**Task item:** Where the listing shows an image, skip it and output all other material unchanged.

**Entries supplied:**
◆ ◆ ◆ ◆ ◆
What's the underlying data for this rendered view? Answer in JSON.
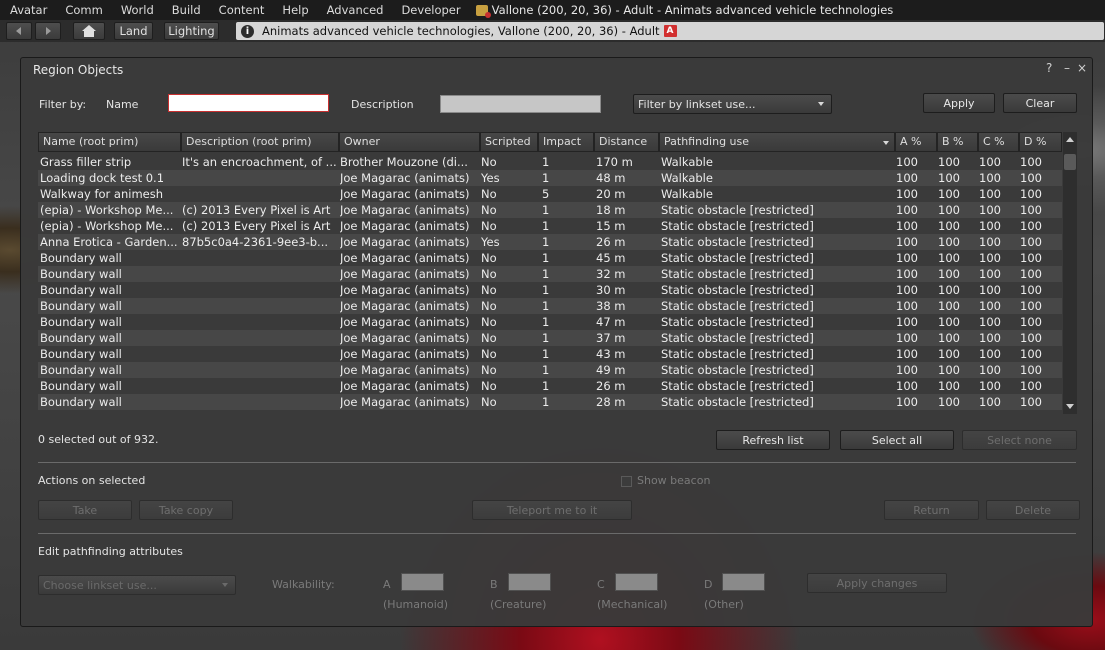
{
  "menu": [
    "Avatar",
    "Comm",
    "World",
    "Build",
    "Content",
    "Help",
    "Advanced",
    "Developer"
  ],
  "location_title": "Vallone (200, 20, 36) - Adult - Animats advanced vehicle technologies",
  "navbar": {
    "land_label": "Land",
    "lighting_label": "Lighting",
    "address": "Animats advanced vehicle technologies, Vallone (200, 20, 36) - Adult",
    "maturity_badge": "A"
  },
  "window": {
    "title": "Region Objects",
    "help": "?",
    "minimize": "–",
    "close": "×"
  },
  "filter": {
    "filter_by_label": "Filter by:",
    "name_label": "Name",
    "name_value": "",
    "description_label": "Description",
    "description_value": "",
    "linkset_use": "Filter by linkset use...",
    "apply_label": "Apply",
    "clear_label": "Clear"
  },
  "table": {
    "columns": [
      "Name (root prim)",
      "Description (root prim)",
      "Owner",
      "Scripted",
      "Impact",
      "Distance",
      "Pathfinding use",
      "A %",
      "B %",
      "C %",
      "D %"
    ],
    "rows": [
      [
        "Grass filler strip",
        "It's an encroachment, of ...",
        "Brother Mouzone (di...",
        "No",
        "1",
        "170 m",
        "Walkable",
        "100",
        "100",
        "100",
        "100"
      ],
      [
        "Loading dock test 0.1",
        "",
        "Joe Magarac (animats)",
        "Yes",
        "1",
        "48 m",
        "Walkable",
        "100",
        "100",
        "100",
        "100"
      ],
      [
        "Walkway for animesh",
        "",
        "Joe Magarac (animats)",
        "No",
        "5",
        "20 m",
        "Walkable",
        "100",
        "100",
        "100",
        "100"
      ],
      [
        "(epia) - Workshop Me...",
        "(c) 2013 Every Pixel is Art",
        "Joe Magarac (animats)",
        "No",
        "1",
        "18 m",
        "Static obstacle [restricted]",
        "100",
        "100",
        "100",
        "100"
      ],
      [
        "(epia) - Workshop Me...",
        "(c) 2013 Every Pixel is Art",
        "Joe Magarac (animats)",
        "No",
        "1",
        "15 m",
        "Static obstacle [restricted]",
        "100",
        "100",
        "100",
        "100"
      ],
      [
        "Anna Erotica - Garden...",
        "87b5c0a4-2361-9ee3-b...",
        "Joe Magarac (animats)",
        "Yes",
        "1",
        "26 m",
        "Static obstacle [restricted]",
        "100",
        "100",
        "100",
        "100"
      ],
      [
        "Boundary wall",
        "",
        "Joe Magarac (animats)",
        "No",
        "1",
        "45 m",
        "Static obstacle [restricted]",
        "100",
        "100",
        "100",
        "100"
      ],
      [
        "Boundary wall",
        "",
        "Joe Magarac (animats)",
        "No",
        "1",
        "32 m",
        "Static obstacle [restricted]",
        "100",
        "100",
        "100",
        "100"
      ],
      [
        "Boundary wall",
        "",
        "Joe Magarac (animats)",
        "No",
        "1",
        "30 m",
        "Static obstacle [restricted]",
        "100",
        "100",
        "100",
        "100"
      ],
      [
        "Boundary wall",
        "",
        "Joe Magarac (animats)",
        "No",
        "1",
        "38 m",
        "Static obstacle [restricted]",
        "100",
        "100",
        "100",
        "100"
      ],
      [
        "Boundary wall",
        "",
        "Joe Magarac (animats)",
        "No",
        "1",
        "47 m",
        "Static obstacle [restricted]",
        "100",
        "100",
        "100",
        "100"
      ],
      [
        "Boundary wall",
        "",
        "Joe Magarac (animats)",
        "No",
        "1",
        "37 m",
        "Static obstacle [restricted]",
        "100",
        "100",
        "100",
        "100"
      ],
      [
        "Boundary wall",
        "",
        "Joe Magarac (animats)",
        "No",
        "1",
        "43 m",
        "Static obstacle [restricted]",
        "100",
        "100",
        "100",
        "100"
      ],
      [
        "Boundary wall",
        "",
        "Joe Magarac (animats)",
        "No",
        "1",
        "49 m",
        "Static obstacle [restricted]",
        "100",
        "100",
        "100",
        "100"
      ],
      [
        "Boundary wall",
        "",
        "Joe Magarac (animats)",
        "No",
        "1",
        "26 m",
        "Static obstacle [restricted]",
        "100",
        "100",
        "100",
        "100"
      ],
      [
        "Boundary wall",
        "",
        "Joe Magarac (animats)",
        "No",
        "1",
        "28 m",
        "Static obstacle [restricted]",
        "100",
        "100",
        "100",
        "100"
      ]
    ]
  },
  "selection": {
    "status": "0 selected out of 932.",
    "refresh_label": "Refresh list",
    "select_all_label": "Select all",
    "select_none_label": "Select none"
  },
  "actions": {
    "heading": "Actions on selected",
    "show_beacon_label": "Show beacon",
    "take_label": "Take",
    "take_copy_label": "Take copy",
    "teleport_label": "Teleport me to it",
    "return_label": "Return",
    "delete_label": "Delete"
  },
  "pathfinding": {
    "heading": "Edit pathfinding attributes",
    "linkset_use": "Choose linkset use...",
    "walkability_label": "Walkability:",
    "a_label": "A",
    "a_caption": "(Humanoid)",
    "b_label": "B",
    "b_caption": "(Creature)",
    "c_label": "C",
    "c_caption": "(Mechanical)",
    "d_label": "D",
    "d_caption": "(Other)",
    "apply_changes_label": "Apply changes"
  }
}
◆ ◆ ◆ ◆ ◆
**Solution:**
What's the underlying data for this rendered view? Answer in JSON.
{
  "menu": [
    "Avatar",
    "Comm",
    "World",
    "Build",
    "Content",
    "Help",
    "Advanced",
    "Developer"
  ],
  "location_title": "Vallone (200, 20, 36) - Adult - Animats advanced vehicle technologies",
  "navbar": {
    "land_label": "Land",
    "lighting_label": "Lighting",
    "address": "Animats advanced vehicle technologies, Vallone (200, 20, 36) - Adult",
    "maturity_badge": "A"
  },
  "window": {
    "title": "Region Objects",
    "help": "?",
    "minimize": "–",
    "close": "×"
  },
  "filter": {
    "filter_by_label": "Filter by:",
    "name_label": "Name",
    "name_value": "",
    "description_label": "Description",
    "description_value": "",
    "linkset_use": "Filter by linkset use...",
    "apply_label": "Apply",
    "clear_label": "Clear"
  },
  "table": {
    "columns": [
      "Name (root prim)",
      "Description (root prim)",
      "Owner",
      "Scripted",
      "Impact",
      "Distance",
      "Pathfinding use",
      "A %",
      "B %",
      "C %",
      "D %"
    ],
    "rows": [
      [
        "Grass filler strip",
        "It's an encroachment, of ...",
        "Brother Mouzone (di...",
        "No",
        "1",
        "170 m",
        "Walkable",
        "100",
        "100",
        "100",
        "100"
      ],
      [
        "Loading dock test 0.1",
        "",
        "Joe Magarac (animats)",
        "Yes",
        "1",
        "48 m",
        "Walkable",
        "100",
        "100",
        "100",
        "100"
      ],
      [
        "Walkway for animesh",
        "",
        "Joe Magarac (animats)",
        "No",
        "5",
        "20 m",
        "Walkable",
        "100",
        "100",
        "100",
        "100"
      ],
      [
        "(epia) - Workshop Me...",
        "(c) 2013 Every Pixel is Art",
        "Joe Magarac (animats)",
        "No",
        "1",
        "18 m",
        "Static obstacle [restricted]",
        "100",
        "100",
        "100",
        "100"
      ],
      [
        "(epia) - Workshop Me...",
        "(c) 2013 Every Pixel is Art",
        "Joe Magarac (animats)",
        "No",
        "1",
        "15 m",
        "Static obstacle [restricted]",
        "100",
        "100",
        "100",
        "100"
      ],
      [
        "Anna Erotica - Garden...",
        "87b5c0a4-2361-9ee3-b...",
        "Joe Magarac (animats)",
        "Yes",
        "1",
        "26 m",
        "Static obstacle [restricted]",
        "100",
        "100",
        "100",
        "100"
      ],
      [
        "Boundary wall",
        "",
        "Joe Magarac (animats)",
        "No",
        "1",
        "45 m",
        "Static obstacle [restricted]",
        "100",
        "100",
        "100",
        "100"
      ],
      [
        "Boundary wall",
        "",
        "Joe Magarac (animats)",
        "No",
        "1",
        "32 m",
        "Static obstacle [restricted]",
        "100",
        "100",
        "100",
        "100"
      ],
      [
        "Boundary wall",
        "",
        "Joe Magarac (animats)",
        "No",
        "1",
        "30 m",
        "Static obstacle [restricted]",
        "100",
        "100",
        "100",
        "100"
      ],
      [
        "Boundary wall",
        "",
        "Joe Magarac (animats)",
        "No",
        "1",
        "38 m",
        "Static obstacle [restricted]",
        "100",
        "100",
        "100",
        "100"
      ],
      [
        "Boundary wall",
        "",
        "Joe Magarac (animats)",
        "No",
        "1",
        "47 m",
        "Static obstacle [restricted]",
        "100",
        "100",
        "100",
        "100"
      ],
      [
        "Boundary wall",
        "",
        "Joe Magarac (animats)",
        "No",
        "1",
        "37 m",
        "Static obstacle [restricted]",
        "100",
        "100",
        "100",
        "100"
      ],
      [
        "Boundary wall",
        "",
        "Joe Magarac (animats)",
        "No",
        "1",
        "43 m",
        "Static obstacle [restricted]",
        "100",
        "100",
        "100",
        "100"
      ],
      [
        "Boundary wall",
        "",
        "Joe Magarac (animats)",
        "No",
        "1",
        "49 m",
        "Static obstacle [restricted]",
        "100",
        "100",
        "100",
        "100"
      ],
      [
        "Boundary wall",
        "",
        "Joe Magarac (animats)",
        "No",
        "1",
        "26 m",
        "Static obstacle [restricted]",
        "100",
        "100",
        "100",
        "100"
      ],
      [
        "Boundary wall",
        "",
        "Joe Magarac (animats)",
        "No",
        "1",
        "28 m",
        "Static obstacle [restricted]",
        "100",
        "100",
        "100",
        "100"
      ]
    ]
  },
  "selection": {
    "status": "0 selected out of 932.",
    "refresh_label": "Refresh list",
    "select_all_label": "Select all",
    "select_none_label": "Select none"
  },
  "actions": {
    "heading": "Actions on selected",
    "show_beacon_label": "Show beacon",
    "take_label": "Take",
    "take_copy_label": "Take copy",
    "teleport_label": "Teleport me to it",
    "return_label": "Return",
    "delete_label": "Delete"
  },
  "pathfinding": {
    "heading": "Edit pathfinding attributes",
    "linkset_use": "Choose linkset use...",
    "walkability_label": "Walkability:",
    "a_label": "A",
    "a_caption": "(Humanoid)",
    "b_label": "B",
    "b_caption": "(Creature)",
    "c_label": "C",
    "c_caption": "(Mechanical)",
    "d_label": "D",
    "d_caption": "(Other)",
    "apply_changes_label": "Apply changes"
  }
}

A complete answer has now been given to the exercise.